They served in the Army infantry and on Naval destroyers. They saw first-hand the devastation of the Dec. 7, 1941 attack on Pearl Harbor. Many of them are now deceased, but we remember their service and their memories of “a date which will live in infamy.”In honor of the 76th anniversary of the attack, here is a selection of stories about local Pearl Harbor survivors:We speak with Ed Johann, who now lives in Lincoln City, about surviving the attack in an open vessel in the middle of the harbor.
Randy Wieber dreads making the call, but he has to. Portland police have found an unidentified man dead on the MAX train tracks. Is it his 23-year-old son? After tracking Dustin from Florida to Oregon, it's clear the young man is living homeless on the streets. He's not carrying identification, so Randy gives police a description: 5-foot-9, 120 pounds soaking wet, long brown hair, wearing a red jacket. Then he gets put on hold.
Pearl Harbor, I suppose, can be traced back to the source of every story I have written about World War II veterans. If not for the deadly attack by the Japanese navy, perhaps the United States would not have joined the war with such fervor, perhaps there would have been less reason to write about 30-some local men and women who served in it and shared with me their experiences.

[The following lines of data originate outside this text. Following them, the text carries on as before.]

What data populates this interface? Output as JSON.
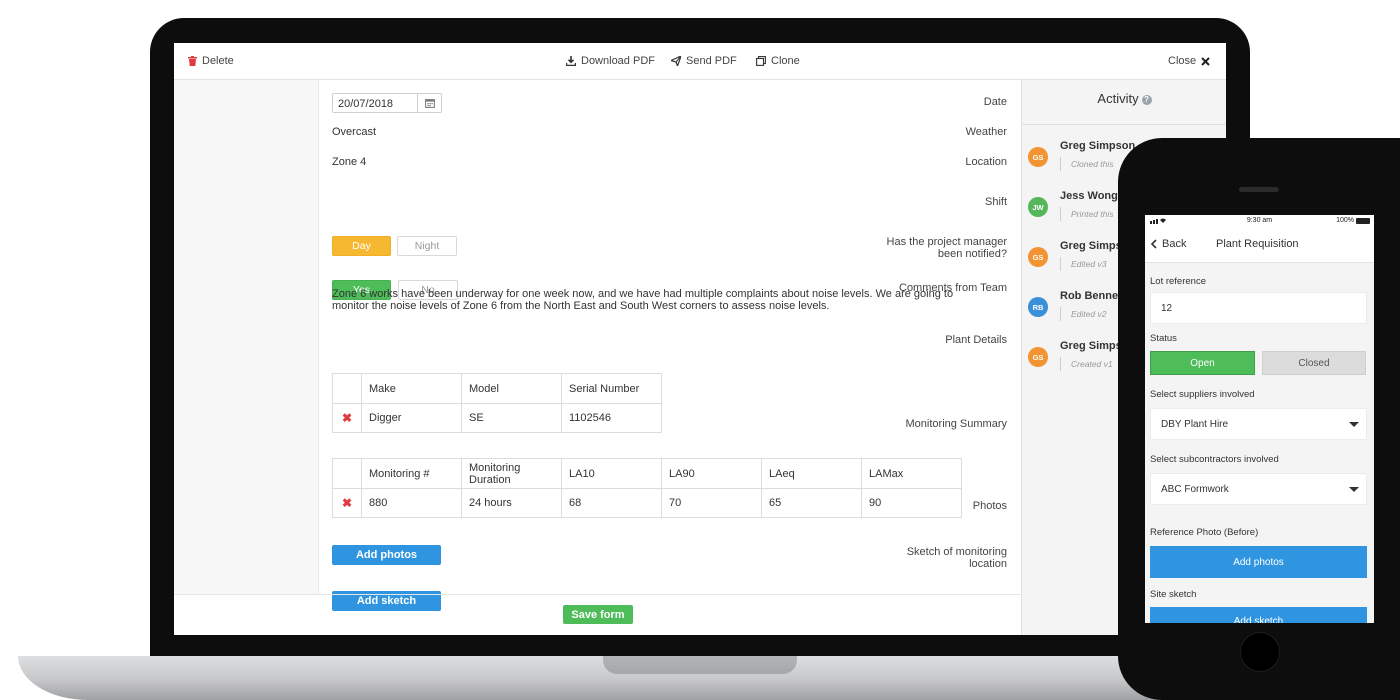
{
  "toolbar": {
    "delete": "Delete",
    "download_pdf": "Download PDF",
    "send_pdf": "Send PDF",
    "clone": "Clone",
    "close": "Close"
  },
  "form": {
    "date": {
      "label": "Date",
      "value": "20/07/2018"
    },
    "weather": {
      "label": "Weather",
      "value": "Overcast"
    },
    "location": {
      "label": "Location",
      "value": "Zone 4"
    },
    "shift": {
      "label": "Shift",
      "options": [
        "Day",
        "Night"
      ],
      "selected": "Day"
    },
    "notified": {
      "label_line1": "Has the project manager",
      "label_line2": "been notified?",
      "options": [
        "Yes",
        "No"
      ],
      "selected": "Yes"
    },
    "comments": {
      "label": "Comments from Team",
      "value": "Zone 6 works have been underway for one week now, and we have had multiple complaints about noise levels. We are going to monitor the noise levels of Zone 6 from the North East and South West corners to assess noise levels."
    },
    "plant": {
      "label": "Plant Details",
      "headers": [
        "Make",
        "Model",
        "Serial Number"
      ],
      "rows": [
        [
          "Digger",
          "SE",
          "1102546"
        ]
      ]
    },
    "monitoring": {
      "label": "Monitoring Summary",
      "headers": [
        "Monitoring #",
        "Monitoring Duration",
        "LA10",
        "LA90",
        "LAeq",
        "LAMax"
      ],
      "rows": [
        [
          "880",
          "24 hours",
          "68",
          "70",
          "65",
          "90"
        ]
      ]
    },
    "photos": {
      "label": "Photos",
      "button": "Add photos"
    },
    "sketch": {
      "label_line1": "Sketch of monitoring",
      "label_line2": "location",
      "button": "Add sketch"
    },
    "save": "Save form"
  },
  "activity": {
    "title": "Activity",
    "items": [
      {
        "initials": "GS",
        "name": "Greg Simpson",
        "note": "Cloned this",
        "color": "#f39332"
      },
      {
        "initials": "JW",
        "name": "Jess Wong",
        "note": "Printed this",
        "color": "#56b65b"
      },
      {
        "initials": "GS",
        "name": "Greg Simpson",
        "note": "Edited v3",
        "color": "#f39332"
      },
      {
        "initials": "RB",
        "name": "Rob Bennett",
        "note": "Edited v2",
        "color": "#3a8fd9"
      },
      {
        "initials": "GS",
        "name": "Greg Simpson",
        "note": "Created v1",
        "color": "#f39332"
      }
    ]
  },
  "phone": {
    "time": "9:30 am",
    "battery": "100%",
    "back": "Back",
    "title": "Plant Requisition",
    "lot_label": "Lot reference",
    "lot_value": "12",
    "status_label": "Status",
    "status_open": "Open",
    "status_closed": "Closed",
    "suppliers_label": "Select suppliers involved",
    "suppliers_value": "DBY Plant Hire",
    "subcontractors_label": "Select subcontractors involved",
    "subcontractors_value": "ABC Formwork",
    "ref_photo_label": "Reference Photo (Before)",
    "add_photos": "Add photos",
    "site_sketch_label": "Site sketch",
    "add_sketch": "Add sketch"
  },
  "colors": {
    "accent_blue": "#2f95e0",
    "green": "#4fbc5a",
    "yellow": "#f6b731",
    "delete_red": "#e0393e"
  }
}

Muck Rack makes it simple to find people, tweets, or articles that mention any name, keyword, company, hashtag etc. We've compiled this guide to help you make the most of your search.

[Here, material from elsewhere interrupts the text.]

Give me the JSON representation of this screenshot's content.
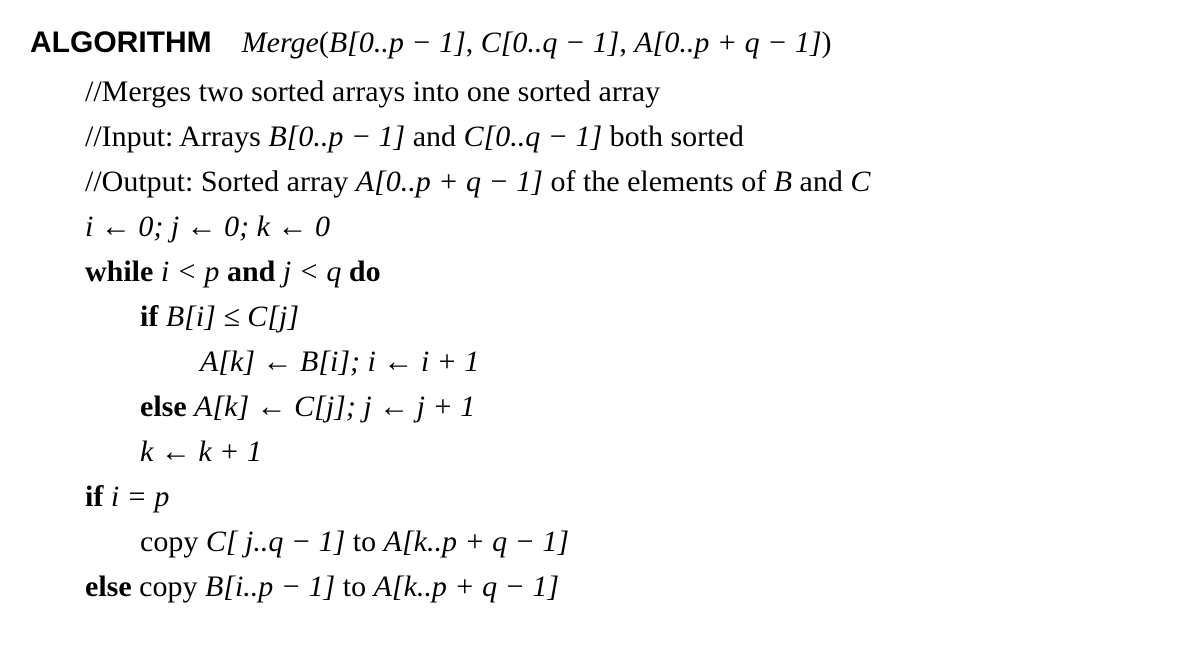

Selecting a term
Start searching tweets, articles from media outlets, articles mentioned in tweets, journalists'
names, titles and bios with some suggested searches:
Companies or Topics (e.g. iPhone, Microsoft)
Phrases (e.g. "cloud computing") — use quotes to keep the terms together
Twitter handles (e.g. @username) — returns those who have mentioned or replied to
Names (e.g. "David Pogue")
Hashtags (e.g. #sxsw, #london2012)
Bio details (e.g. vegan, Olympics, father)
Muck Rack's Advanced Search allows for many boolean operators.
Find results that mention multiple specified terms, use AND or
+. For example, ensure each result contains both Elon Musk and Mark Zuckerberg by
searching Musk AND Zuckerberg or Musk + Zuckerberg.
Use the operators OR or , to broaden your search when you'd like either of
multiple terms to appear in results. (This is the default behavior of our search when no operators
are used). For example, results will contain either cake or cookie by searching cake OR cookie or cake,cookie
Use NOT or - to subtract results from your search. For
example, searching Disney will yield results about the Walt Disney Company as well as Walt Disney
World Resort. To exclude mentions of Disney World, search for Disney -World or Disney
When using one of these operators with a phrase, enclose it in quotation marks. For example, you can
find results about smartphones excluding Apple's iPhone 4S by searching smartphone -"iPhone
Exact case matching or punctuation
If you're searching for a brand name or keyword that relies on specific punctuation marks or capitalization, you can
find results that match your exact query by adding matchcase: before the keyword you're searching for, like matchcase:E*TRADE .
Use parentheses to separate multiple
boolean phrases. For example, to find journalists talking about having fun in Disney World or
Disneyland, search for ("disney world" OR disneyland) AND fun.
An asterisk can be used to search for any variation of a root word truncated by the asterisk. For example, searching for admin* will return results for administrator, administration, administer, administered, etc.
A near operator is an AND operator where you can control the distance between the words. You can vary the distance the near operation uses by adding a forward slash and number (between 0-99) such as strawberries NEAR/10 "whipped cream", which means the strawberries must exist within 10 words of "whipped cream".